In a new column examining ideas from governments around the world, Joshua Chambers looks at how India is including its citizens in public service delivery
On 2 October – an Indian public holiday to mark Gandhi’s birthday – prime minister Narendra Modi picked up a broom, headed outside and started to sweep the streets of Delhi.
Right across the country, huge swathes of the Indian population did the same as part of a new, government-led mass movement: the Clean India campaign.
Using social media, Modi called on Indians to pick a location to clean up, and then share before and after pictures online. Soon sportsmen, movie stars and celebrities were taking part, as were government officials, whose involvement was compulsory.
The move was more than just a political stunt. It demonstrated the new Indian prime minister’s desire to involve people in public service delivery. In essence, it is his version of David Cameron’s Big Society – but it’s already proving far more successful.
Key to the movement is India’s use of new technology. Government was relatively late to social media, launching Facebook and Twitter accounts only in 2012, but it quickly discovered the obvious pitfalls.
“The level of engagement tends to be rather unidirectional,” one senior Indian official told me recently. “There are some comments that might be taken into account, but there’s no commitment on behalf of the government to respond.” Social media is also an echo chamber for the loudest, most aggressive voices – not the ideal place for building a more inclusive model of government.
So this year, India launched MyGov – a platform to combine citizen feedback with volunteering projects, crowdsourcing and departmental accountability. I caught up with the chief executive of the programme at a round table in October hosted by FutureGov.Asia – the digital magazine I edit.
By launching their own platform, he said, officials are able to have more meaningful conversations and respond directly to citizen concerns. “All people who are interested in various aspects of governance in India should be able to connect to this platform, give us their opinion and then the agencies concerned will take those [opinions] into account, analyse them and come back to the people with what is actually being done,” he said. There is, in fact, a “mandatory requirement” for agencies to respond to questions and concerns with specific action points and status reports. Further, the best commentators will be chosen to attend face to face meetings with senior officials as part of a travelling roadshow.
MyGov’s second element is its crowdsourcing function, which is the most transformative part of the site. Departments can post tasks and problems, such as help with cleaning the Ganges river to ideas and photographs for tourism campaigns.
Citizens register to join the site and must list their skills, with options ranging from software engineering to poetry, design and communications. They are then encouraged to join relevant groups and projects. For example, one state’s safari park is looking for citizen photographs to help boost its visitor numbers. Another campaign asks for international best practice on government websites, while a ‘Creative Corner’ allows citizens to submit draft banners, logos and slogans for departmental projects.

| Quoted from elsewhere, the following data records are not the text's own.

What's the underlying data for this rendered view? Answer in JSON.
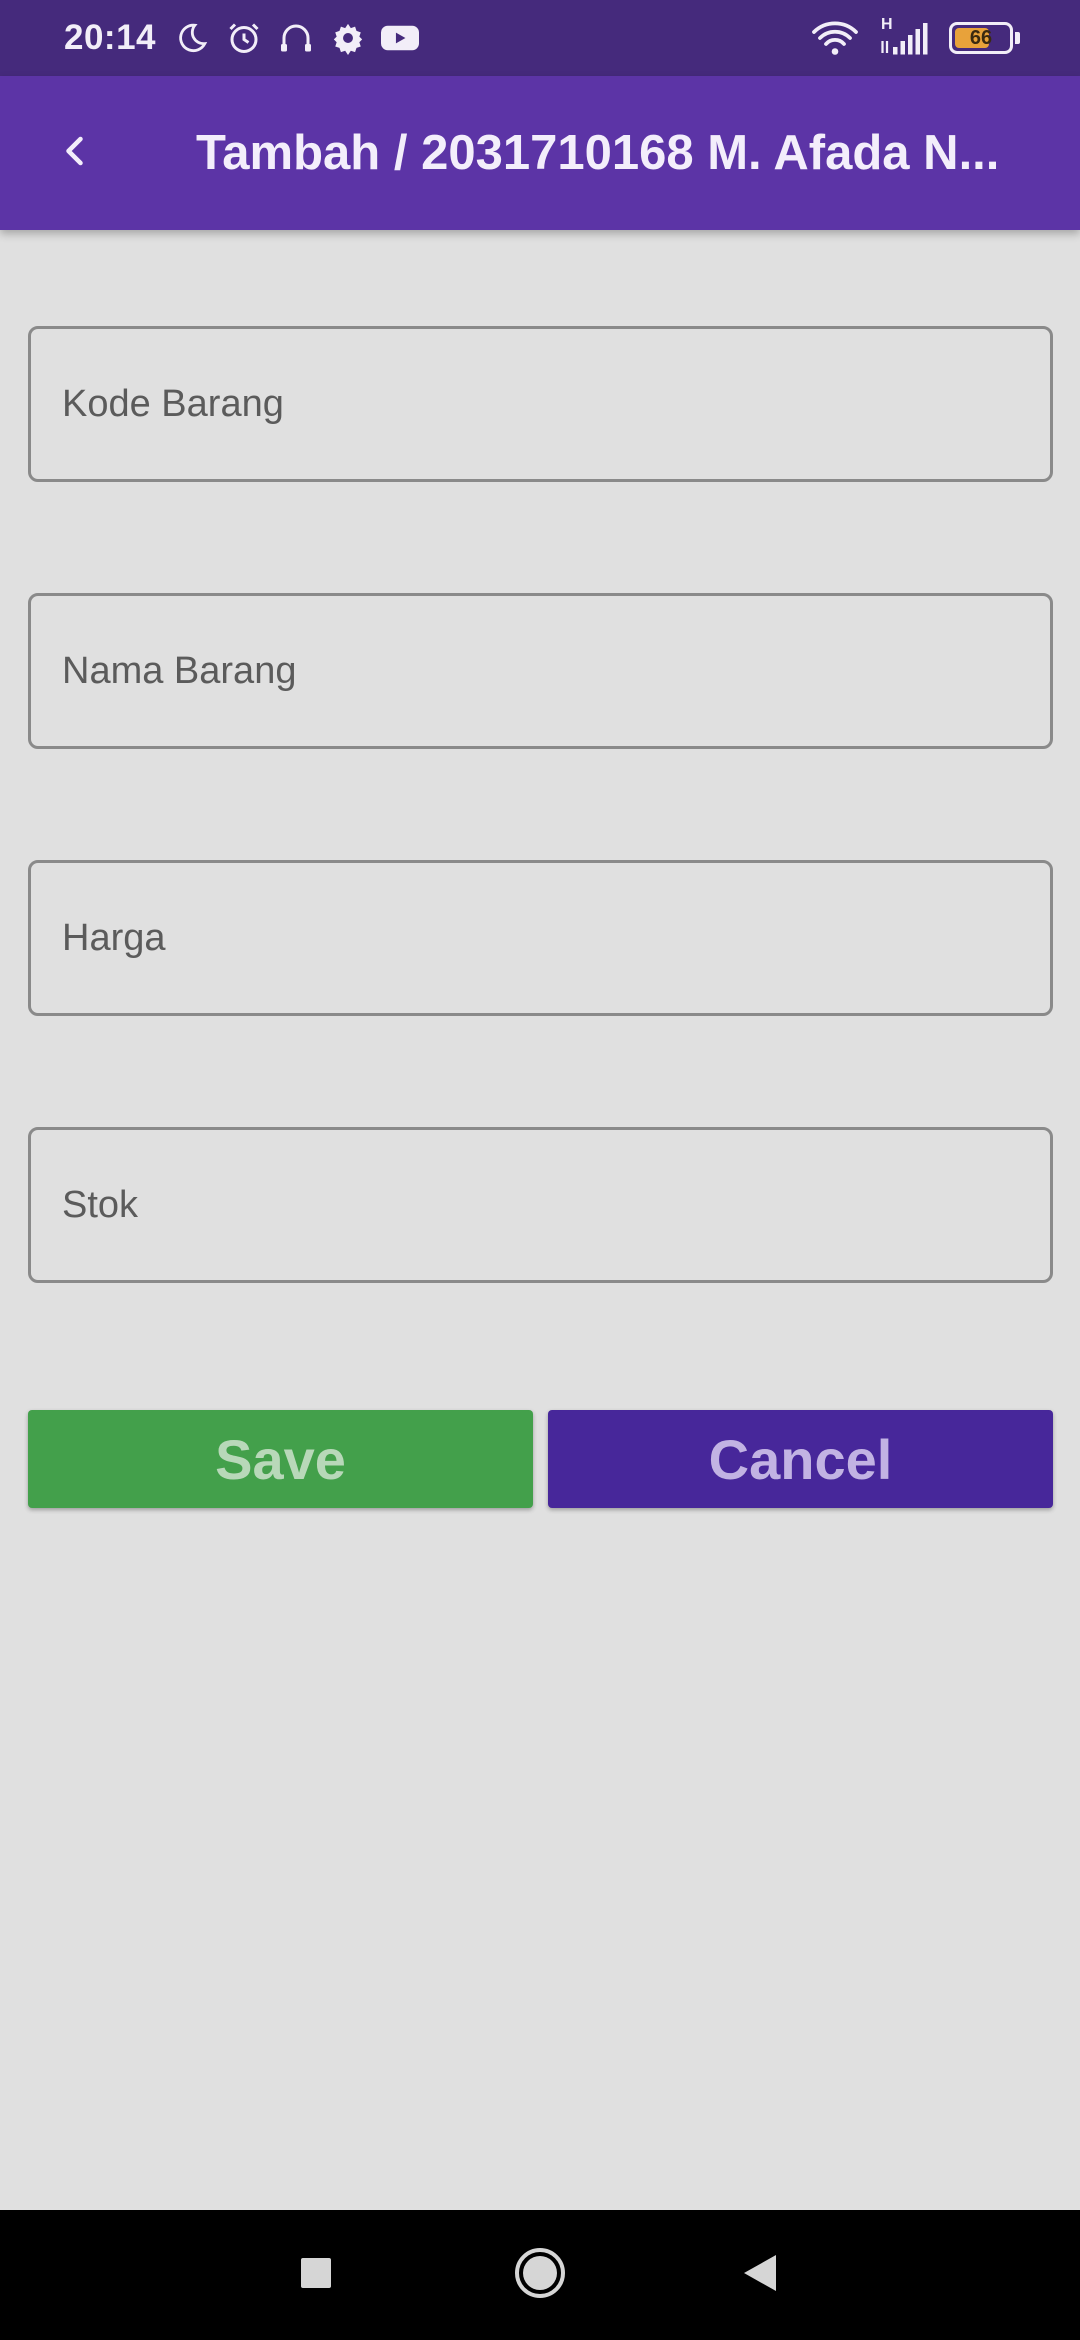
{
  "status_bar": {
    "time": "20:14",
    "left_icons": [
      "moon-icon",
      "alarm-icon",
      "headset-icon",
      "gear-icon",
      "youtube-icon"
    ],
    "right_icons": [
      "wifi-icon",
      "signal-icon",
      "battery-icon"
    ],
    "network_label": "H",
    "battery_level": "66",
    "battery_fraction": 0.66,
    "battery_color": "#e8a23a"
  },
  "app_bar": {
    "back_icon": "chevron-left-icon",
    "title": "Tambah / 2031710168 M. Afada N...",
    "color": "#5c34a6"
  },
  "form": {
    "fields": [
      {
        "placeholder": "Kode Barang",
        "value": ""
      },
      {
        "placeholder": "Nama Barang",
        "value": ""
      },
      {
        "placeholder": "Harga",
        "value": ""
      },
      {
        "placeholder": "Stok",
        "value": ""
      }
    ]
  },
  "actions": {
    "save_label": "Save",
    "save_color": "#43a04b",
    "cancel_label": "Cancel",
    "cancel_color": "#47279a"
  },
  "nav_bar": {
    "icons": [
      "recents-square-icon",
      "home-circle-icon",
      "back-triangle-icon"
    ]
  }
}
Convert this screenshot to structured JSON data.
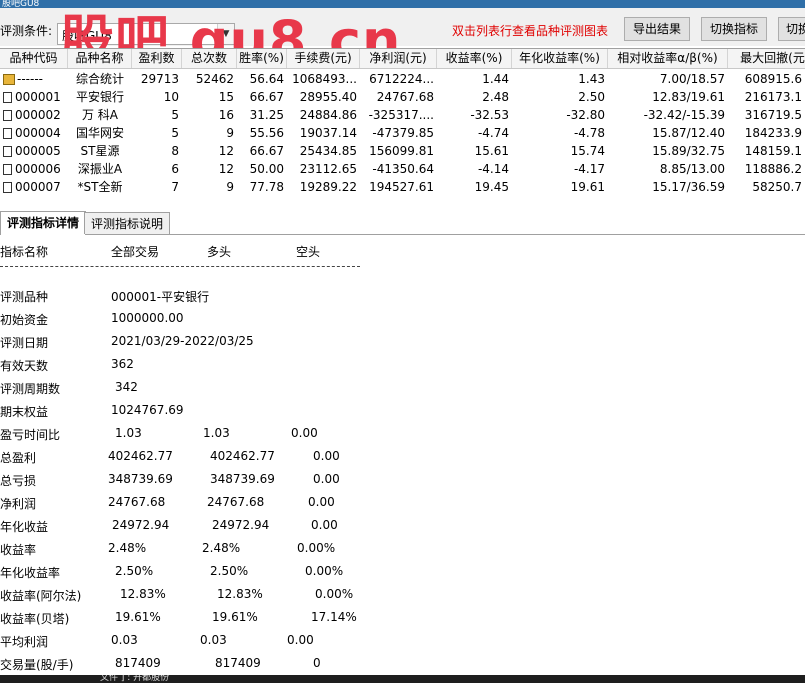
{
  "window": {
    "title": "股吧GU8"
  },
  "watermark": "股吧 gu8.cn",
  "toolbar": {
    "condition_label": "评测条件:",
    "condition_value": "股吧GU8",
    "hint": "双击列表行查看品种评测图表",
    "export_label": "导出结果",
    "switch_indicator_label": "切换指标",
    "switch_label": "切换"
  },
  "grid": {
    "columns": [
      "品种代码",
      "品种名称",
      "盈利数",
      "总次数",
      "胜率(%)",
      "手续费(元)",
      "净利润(元)",
      "收益率(%)",
      "年化收益率(%)",
      "相对收益率α/β(%)",
      "最大回撤(元"
    ],
    "rows": [
      {
        "code": "------",
        "name": "综合统计",
        "wins": "29713",
        "total": "52462",
        "winrate": "56.64",
        "fee": "1068493...",
        "profit": "6712224...",
        "ret": "1.44",
        "annual": "1.43",
        "rel": "7.00/18.57",
        "drawdown": "608915.6"
      },
      {
        "code": "000001",
        "name": "平安银行",
        "wins": "10",
        "total": "15",
        "winrate": "66.67",
        "fee": "28955.40",
        "profit": "24767.68",
        "ret": "2.48",
        "annual": "2.50",
        "rel": "12.83/19.61",
        "drawdown": "216173.1"
      },
      {
        "code": "000002",
        "name": "万 科A",
        "wins": "5",
        "total": "16",
        "winrate": "31.25",
        "fee": "24884.86",
        "profit": "-325317....",
        "ret": "-32.53",
        "annual": "-32.80",
        "rel": "-32.42/-15.39",
        "drawdown": "316719.5"
      },
      {
        "code": "000004",
        "name": "国华网安",
        "wins": "5",
        "total": "9",
        "winrate": "55.56",
        "fee": "19037.14",
        "profit": "-47379.85",
        "ret": "-4.74",
        "annual": "-4.78",
        "rel": "15.87/12.40",
        "drawdown": "184233.9"
      },
      {
        "code": "000005",
        "name": "ST星源",
        "wins": "8",
        "total": "12",
        "winrate": "66.67",
        "fee": "25434.85",
        "profit": "156099.81",
        "ret": "15.61",
        "annual": "15.74",
        "rel": "15.89/32.75",
        "drawdown": "148159.1"
      },
      {
        "code": "000006",
        "name": "深振业A",
        "wins": "6",
        "total": "12",
        "winrate": "50.00",
        "fee": "23112.65",
        "profit": "-41350.64",
        "ret": "-4.14",
        "annual": "-4.17",
        "rel": "8.85/13.00",
        "drawdown": "118886.2"
      },
      {
        "code": "000007",
        "name": "*ST全新",
        "wins": "7",
        "total": "9",
        "winrate": "77.78",
        "fee": "19289.22",
        "profit": "194527.61",
        "ret": "19.45",
        "annual": "19.61",
        "rel": "15.17/36.59",
        "drawdown": "58250.7"
      }
    ]
  },
  "tabs": [
    {
      "label": "评测指标详情",
      "active": true
    },
    {
      "label": "评测指标说明",
      "active": false
    }
  ],
  "detail": {
    "headers": {
      "name": "指标名称",
      "all": "全部交易",
      "long": "多头",
      "short": "空头"
    },
    "separator": "----------------------------------------------------------------------------",
    "rows": [
      {
        "label": "评测品种",
        "all": "000001-平安银行",
        "long": "",
        "short": ""
      },
      {
        "label": "初始资金",
        "all": "1000000.00",
        "long": "",
        "short": ""
      },
      {
        "label": "评测日期",
        "all": "2021/03/29-2022/03/25",
        "long": "",
        "short": ""
      },
      {
        "label": "有效天数",
        "all": "362",
        "long": "",
        "short": ""
      },
      {
        "label": "评测周期数",
        "all": "342",
        "long": "",
        "short": ""
      },
      {
        "label": "期末权益",
        "all": "1024767.69",
        "long": "",
        "short": ""
      },
      {
        "label": "盈亏时间比",
        "all": "1.03",
        "long": "1.03",
        "short": "0.00"
      },
      {
        "label": "总盈利",
        "all": "402462.77",
        "long": "402462.77",
        "short": "0.00"
      },
      {
        "label": "总亏损",
        "all": "348739.69",
        "long": "348739.69",
        "short": "0.00"
      },
      {
        "label": "净利润",
        "all": "24767.68",
        "long": "24767.68",
        "short": "0.00"
      },
      {
        "label": "年化收益",
        "all": "24972.94",
        "long": "24972.94",
        "short": "0.00"
      },
      {
        "label": "收益率",
        "all": "2.48%",
        "long": "2.48%",
        "short": "0.00%"
      },
      {
        "label": "年化收益率",
        "all": "2.50%",
        "long": "2.50%",
        "short": "0.00%"
      },
      {
        "label": "收益率(阿尔法)",
        "all": "12.83%",
        "long": "12.83%",
        "short": "0.00%"
      },
      {
        "label": "收益率(贝塔)",
        "all": "19.61%",
        "long": "19.61%",
        "short": "17.14%"
      },
      {
        "label": "平均利润",
        "all": "0.03",
        "long": "0.03",
        "short": "0.00"
      },
      {
        "label": "交易量(股/手)",
        "all": "817409",
        "long": "817409",
        "short": "0"
      }
    ]
  },
  "status": {
    "text": "文件 ] : 开都股份"
  }
}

In essence, it is the Indian Government’s version of My.BarackObama.com, the social network that helped the US president win two elections. Tasks that volunteers complete will be reviewed by and shared with the community on the site, and members receive a weekly update on existing campaigns and relevant new projects.
The third element of the site is accountability: citizens can use it to help audit government departments, the chief executive said. Groups will be encouraged to go and monitor a particular citizen-facing activity, providing feedback and posting pictures.
Such initiatives aren’t limited to India. Malaysia recently launched a crowdsourcing site for its autumn budget – “Bajet 2015”. With categories ranging from youth and sports to health and public safety, citizens were able to make suggestions and vote on those from other citizens. These ranged widely in theme and quality, from improving the architecture of new government buildings to mandating video recorders be placed on the front of all cars to facilitate investigation of traffic accidents.
Another noteworthy project is taking place in South Australia: the Citizens’ Jury. An exercise in open policymaking, the state government pulls together a representative group of citizens and asks them to help solve a knotty policy problem. The ‘jury’ hears arguments from different sets of campaigners, and then pulls together a report making its final recommendations. Two have been run so far: one on improving Adelaide’s nightlife, and the second on how to make roads safe for cyclists. Both sets of recommendations were deemed sensible and accepted by the state government.
In many ways, the Big Society was on to something. Citizens’ expectations are increasing, and these expectations can be harnessed to improve the quality of public services. Ironically, it is the countries which inherited Britain’s parliamentary system that are now adapting to better include their citizens. But if the UK can learn from some of these initiatives, use the power of technology and avoid the mob tendency of social media, then it’ll be a clean sweep for all concerned.